NOIRS 1997 Abstracts of the National Occupational Injury Research Symposium 1997. Washington, DC: National Institute for Occupational Safety and Health, 1997 Oct; :13

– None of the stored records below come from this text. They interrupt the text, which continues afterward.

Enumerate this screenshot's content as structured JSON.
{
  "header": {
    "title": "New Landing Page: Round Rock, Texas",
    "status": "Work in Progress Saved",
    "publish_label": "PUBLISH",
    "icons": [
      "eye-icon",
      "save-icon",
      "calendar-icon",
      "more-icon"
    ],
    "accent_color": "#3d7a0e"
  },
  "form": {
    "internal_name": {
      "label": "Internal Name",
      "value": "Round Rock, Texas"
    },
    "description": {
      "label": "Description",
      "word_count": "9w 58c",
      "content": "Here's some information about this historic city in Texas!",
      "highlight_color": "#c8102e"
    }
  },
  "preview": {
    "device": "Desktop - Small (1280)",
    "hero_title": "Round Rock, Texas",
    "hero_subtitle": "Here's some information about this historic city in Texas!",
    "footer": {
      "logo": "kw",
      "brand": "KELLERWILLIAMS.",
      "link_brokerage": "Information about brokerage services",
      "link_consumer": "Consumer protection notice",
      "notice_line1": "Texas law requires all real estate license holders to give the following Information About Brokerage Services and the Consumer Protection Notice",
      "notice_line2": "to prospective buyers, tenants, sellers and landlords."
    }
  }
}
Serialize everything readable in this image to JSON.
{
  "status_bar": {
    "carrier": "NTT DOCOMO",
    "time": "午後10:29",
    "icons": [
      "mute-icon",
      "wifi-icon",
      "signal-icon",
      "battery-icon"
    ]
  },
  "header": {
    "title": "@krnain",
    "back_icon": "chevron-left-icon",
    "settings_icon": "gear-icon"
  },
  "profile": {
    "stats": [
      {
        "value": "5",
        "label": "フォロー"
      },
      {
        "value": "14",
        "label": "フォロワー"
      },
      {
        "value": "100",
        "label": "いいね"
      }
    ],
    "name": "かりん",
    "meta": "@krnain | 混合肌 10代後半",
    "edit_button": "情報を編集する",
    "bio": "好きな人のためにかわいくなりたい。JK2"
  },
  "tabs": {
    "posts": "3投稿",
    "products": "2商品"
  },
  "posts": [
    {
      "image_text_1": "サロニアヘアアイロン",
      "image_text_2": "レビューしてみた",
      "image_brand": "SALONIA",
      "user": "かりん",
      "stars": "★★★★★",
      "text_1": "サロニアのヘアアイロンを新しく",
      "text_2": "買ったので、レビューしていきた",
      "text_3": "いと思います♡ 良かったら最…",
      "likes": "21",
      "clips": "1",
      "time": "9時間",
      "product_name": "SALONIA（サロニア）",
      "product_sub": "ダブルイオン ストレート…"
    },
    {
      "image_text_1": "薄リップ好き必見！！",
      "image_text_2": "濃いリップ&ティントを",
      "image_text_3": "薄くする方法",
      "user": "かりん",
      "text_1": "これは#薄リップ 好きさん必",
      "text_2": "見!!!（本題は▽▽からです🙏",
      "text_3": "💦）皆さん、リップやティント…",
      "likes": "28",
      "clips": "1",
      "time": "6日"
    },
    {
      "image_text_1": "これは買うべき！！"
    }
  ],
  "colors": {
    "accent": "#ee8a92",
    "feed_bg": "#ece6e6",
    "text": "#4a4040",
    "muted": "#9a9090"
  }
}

Surveillance plays a very significant role in the NIOSH epidemiological model as applied to occupational health and safety. Surveillance studies are used in identifying occupational problems, evaluating the effectiveness of intervention procedures, establishing research priorities, and allocating resources for its health and safety program. The NIOSH surveillance system has been highly successful in serving NIOSH's mission of prevention of occupational injuries as applied to relatively large number, relatively high frequency events such as falls, machinery mishaps, and environmental exposures. However in the case of relatively low number and low frequency industrial disasters such as explosions and fires, and commercial aircraft accidents, the applicability of the surveillance model is far less clear. I believe that some of the problem lies with worker exposure - its interpretation and evaluation, and some of the problem lies with assumptions (both explicit and implicit) as to weighting factors (i.e., economic, societal and hazard impacts) to be or not to be considered in the data analysis. I believe there is a definite need to broaden the data base that exists in current surveillance S&H models; particularly in the area of worker exposure. These points will be elaborated on in terms of the 'numerator' and the 'denominator' of surveillance information, in which BLS and NIOSH surveillance studies revolve around a count of the injured (the numerator) normalized to some count of the workers exposed (the denominator). If one interprets the 'numerator' of surveillance rate data as referring to those individuals, institutions and events which are directly affected by accidents that occurred, then weighting factors that relate to the numerator (referred to as N-factors) can be defined based on degrees of hazard or injury and the economic and societal impacts that are directly associated with the occurrence of the accident. The 'denominator' of surveillance data will likewise be affected by weighting factors, but the D-factors will refer to those individuals, institutions and events which are in harms way, i.e., those who will be affected by future accidents. As will be described, the D-factors being different from the N-factors, will lead to a ranking scheme which is different from that currently employed by NIOSH, but one that could lead to an all-inclusive model for epidemiologic analysis of accidents. Another aspect of the model employed by NIOSH for prevention of occupational injury is what might be called the 'Haddon Strategy' for reducing injuries. With this paradigm, remediation efforts focus on those means available for reducing injuries associated with an accident, rather than on determining the exact cause(s) or 'anatomy' of an accident. For example, water purification will control disease even in the absence of specific knowledge as to the pathogens that would cause disease. Unfortunately, low frequency disasters, such as mine explosions and fires, often involve the liberation of energies so great that prevention of occupational injury dictates that the event must be prevented from occurring. This requires a fundamental understanding of the exact causes that can lead to the event. In these cases, it is only through a detailed anatomy (research) of an accident that solutions for prevention will be found.